The most popular method for cleaning pillows and bedding sheets is to set them aside for about one day. These crumbs will eventually die without an ideal temperature and warmth. To remove head lice from your mattresses and beds, follow these steps:
Step 1: Remove everything from your bed, including pillow covers, blankets, and bed linens.
Step 2: Use hot water to wash these items. After that, you can use a hot dryer.
Step 3: Place non-washable items in plastic containers for over a week.
Step 4: Allow the infested things to sit in direct sunlight for several days.
Step 5: Vacuum over your bedding to remove any remaining insects.
Eliminate The Root Cause
To prevent a recurrence, eliminate crumbs from the hair, the root cause of the infestation.

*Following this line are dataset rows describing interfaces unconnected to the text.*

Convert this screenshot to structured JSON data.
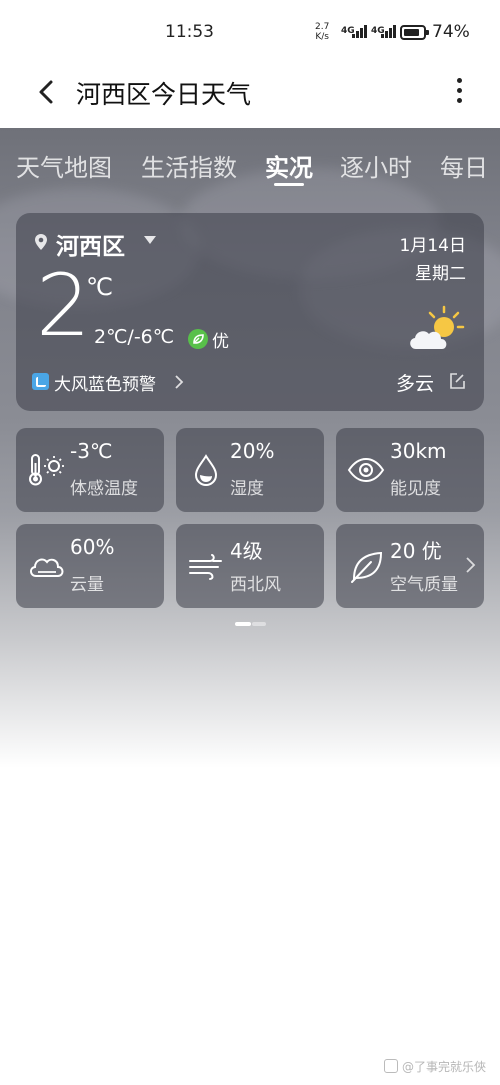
{
  "status_bar": {
    "time": "11:53",
    "net_speed_value": "2.7",
    "net_speed_unit": "K/s",
    "signal_1": "4G",
    "signal_2": "4G",
    "battery": "74%"
  },
  "header": {
    "title": "河西区今日天气",
    "back_icon": "chevron-left-icon",
    "more_icon": "more-vertical-icon"
  },
  "tabs": [
    {
      "label": "天气地图",
      "active": false
    },
    {
      "label": "生活指数",
      "active": false
    },
    {
      "label": "实况",
      "active": true
    },
    {
      "label": "逐小时",
      "active": false
    },
    {
      "label": "每日",
      "active": false
    }
  ],
  "current": {
    "location": "河西区",
    "date": "1月14日",
    "weekday": "星期二",
    "temperature": "2",
    "temperature_unit": "℃",
    "range": "2℃/-6℃",
    "aqi_label": "优",
    "warning": "大风蓝色预警",
    "condition": "多云"
  },
  "details": [
    {
      "value": "-3℃",
      "label": "体感温度",
      "icon": "thermometer-sun-icon"
    },
    {
      "value": "20%",
      "label": "湿度",
      "icon": "water-drop-icon"
    },
    {
      "value": "30km",
      "label": "能见度",
      "icon": "eye-icon"
    },
    {
      "value": "60%",
      "label": "云量",
      "icon": "cloud-icon"
    },
    {
      "value": "4级",
      "label": "西北风",
      "icon": "wind-icon"
    },
    {
      "value": "20 优",
      "label": "空气质量",
      "icon": "leaf-icon"
    }
  ],
  "watermark": "@了事完就乐俠",
  "colors": {
    "aqi_good": "#58c04a",
    "warning_blue": "#4aa6e6"
  }
}
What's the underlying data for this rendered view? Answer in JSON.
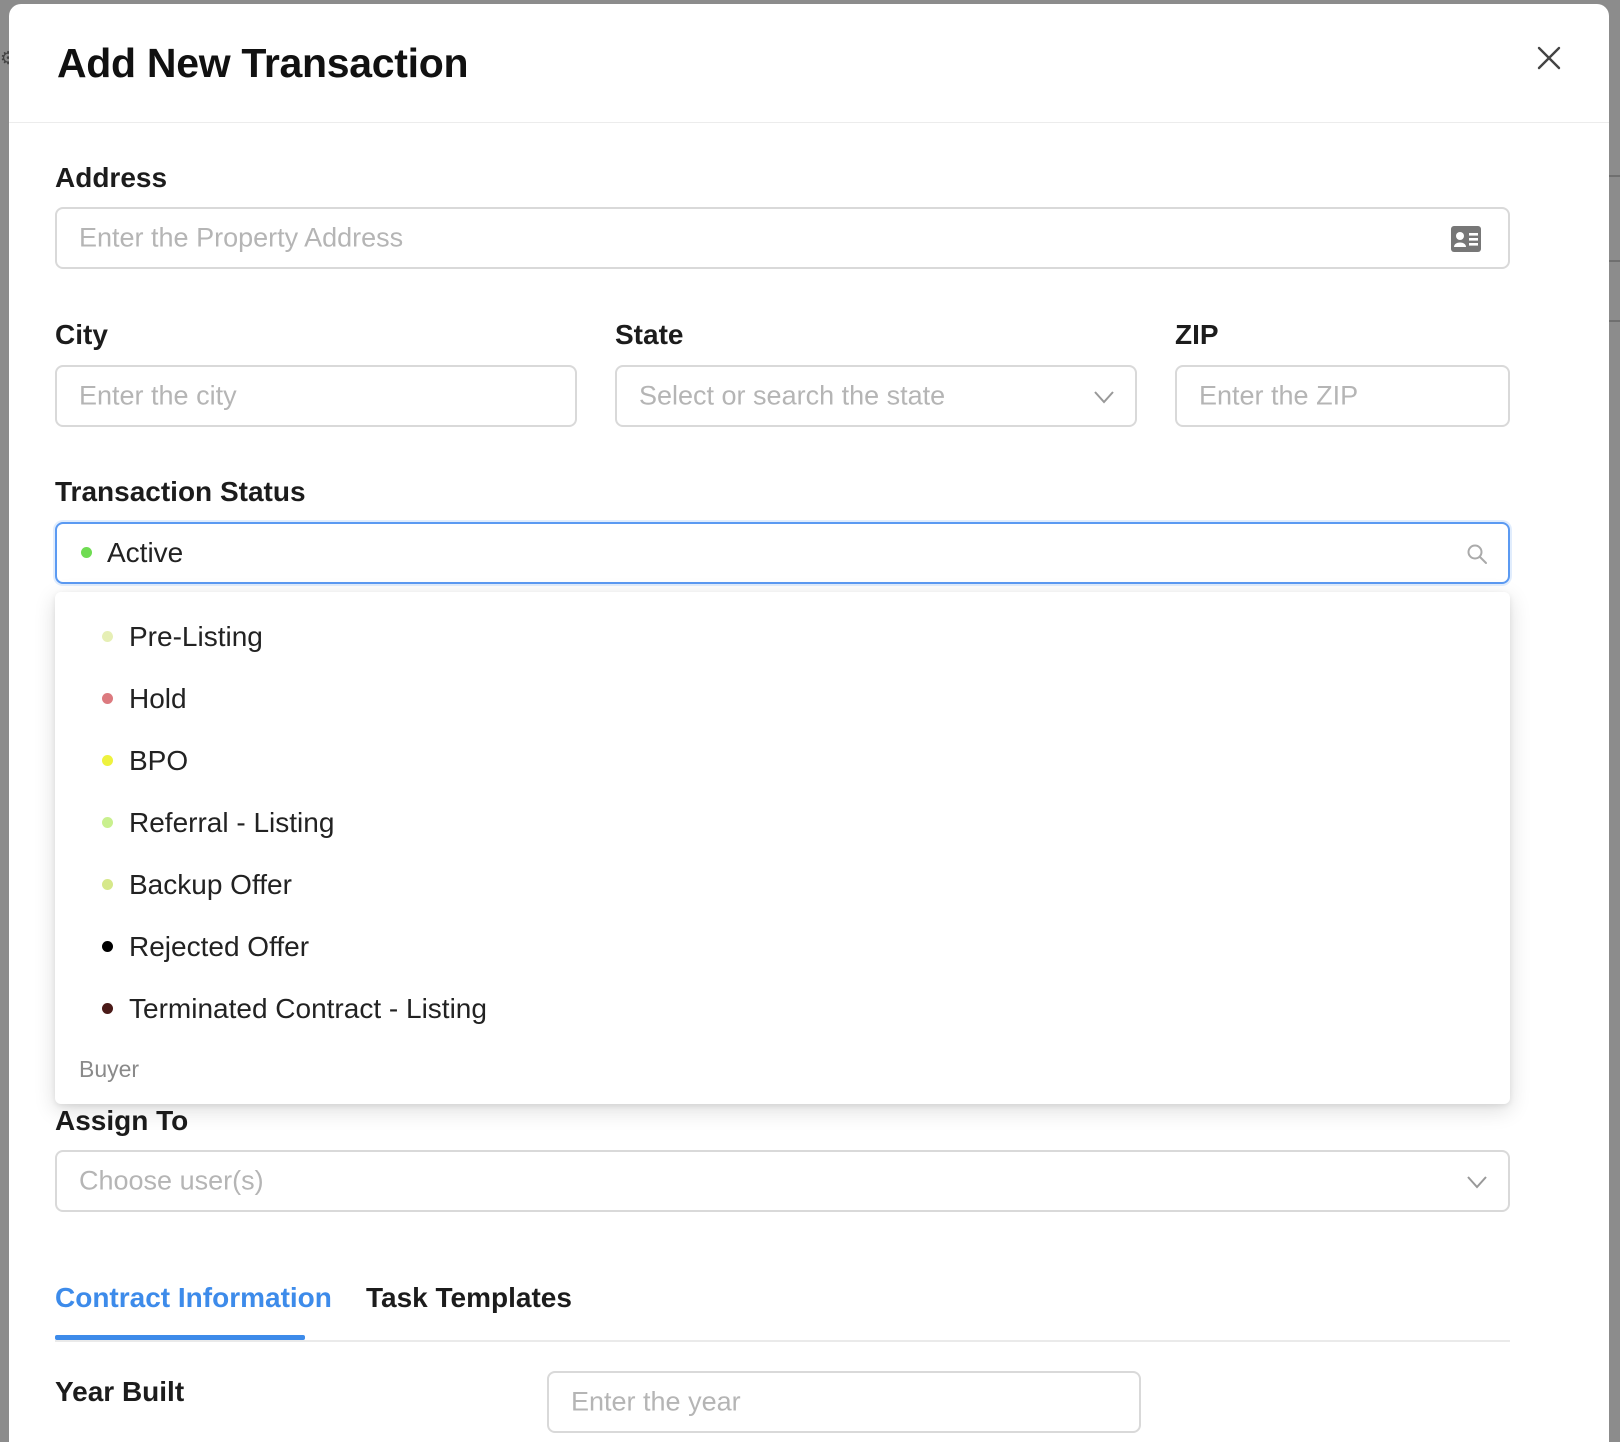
{
  "modal": {
    "title": "Add New Transaction"
  },
  "address": {
    "label": "Address",
    "placeholder": "Enter the Property Address"
  },
  "city": {
    "label": "City",
    "placeholder": "Enter the city"
  },
  "state": {
    "label": "State",
    "placeholder": "Select or search the state"
  },
  "zip": {
    "label": "ZIP",
    "placeholder": "Enter the ZIP"
  },
  "transaction_status": {
    "label": "Transaction Status",
    "value": "Active",
    "value_color": "#6fdc52",
    "options": [
      {
        "label": "Pre-Listing",
        "color": "#e6efb5"
      },
      {
        "label": "Hold",
        "color": "#dc7a7f"
      },
      {
        "label": "BPO",
        "color": "#eef23e"
      },
      {
        "label": "Referral - Listing",
        "color": "#c9f08e"
      },
      {
        "label": "Backup Offer",
        "color": "#d6e88a"
      },
      {
        "label": "Rejected Offer",
        "color": "#000000"
      },
      {
        "label": "Terminated Contract - Listing",
        "color": "#4a1a18"
      }
    ],
    "next_group": "Buyer"
  },
  "assign_to": {
    "label": "Assign To",
    "placeholder": "Choose user(s)"
  },
  "tabs": [
    {
      "label": "Contract Information",
      "active": true
    },
    {
      "label": "Task Templates",
      "active": false
    }
  ],
  "year_built": {
    "label": "Year Built",
    "placeholder": "Enter the year"
  },
  "colors": {
    "accent": "#3d8bea",
    "focus_border": "#5b9af2"
  }
}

You can use over-the-counter medicine lotions, shampoos, and oils to get these insects out of your hair.
If none of these head lice treatments work, contact a dermatologist for more effective treatment.
Read more: Copper Pillow Benefits
This article has finally reached the bottom of your question: Can head lice live on your bedding? The answer is yes, but for no more than 48 hours because they will die without food or an ideal temperature.
If you are experiencing this situation, you should treat lice infestations immediately by oiling the hair, killing these insects’ eggs, following the after-care plan, or using DIY sprays for bedding.
Other tips suggest that after having lice treatment removed from your hair, you consider cleaning your home entirely to prevent any remaining lice or these insects’ eggs from being introduced by outsiders.
Lice can live for only 1-2 days on any type of bedding, including bed covers, pillows, and comforters, just like mattresses. Head lice cannot survive without a human scalp as a source of nourishment (blood) for more than a day or two.
Stay away from sharing a bed with someone with a live lice infestation. Dry clothing and linens quickly after washing them in hot water. For two weeks, store stuffed animals, pillows, and other objects that can’t be washed in an airtight bag.
On a firm, smooth surface such as a floor, they are unable to crawl. Head lice are unable to jump or fly. They have to pull themselves through their hair or threads as they crawl from place to place. Nymphs and adult head lice can pass from one person to another or from one contaminated object to another.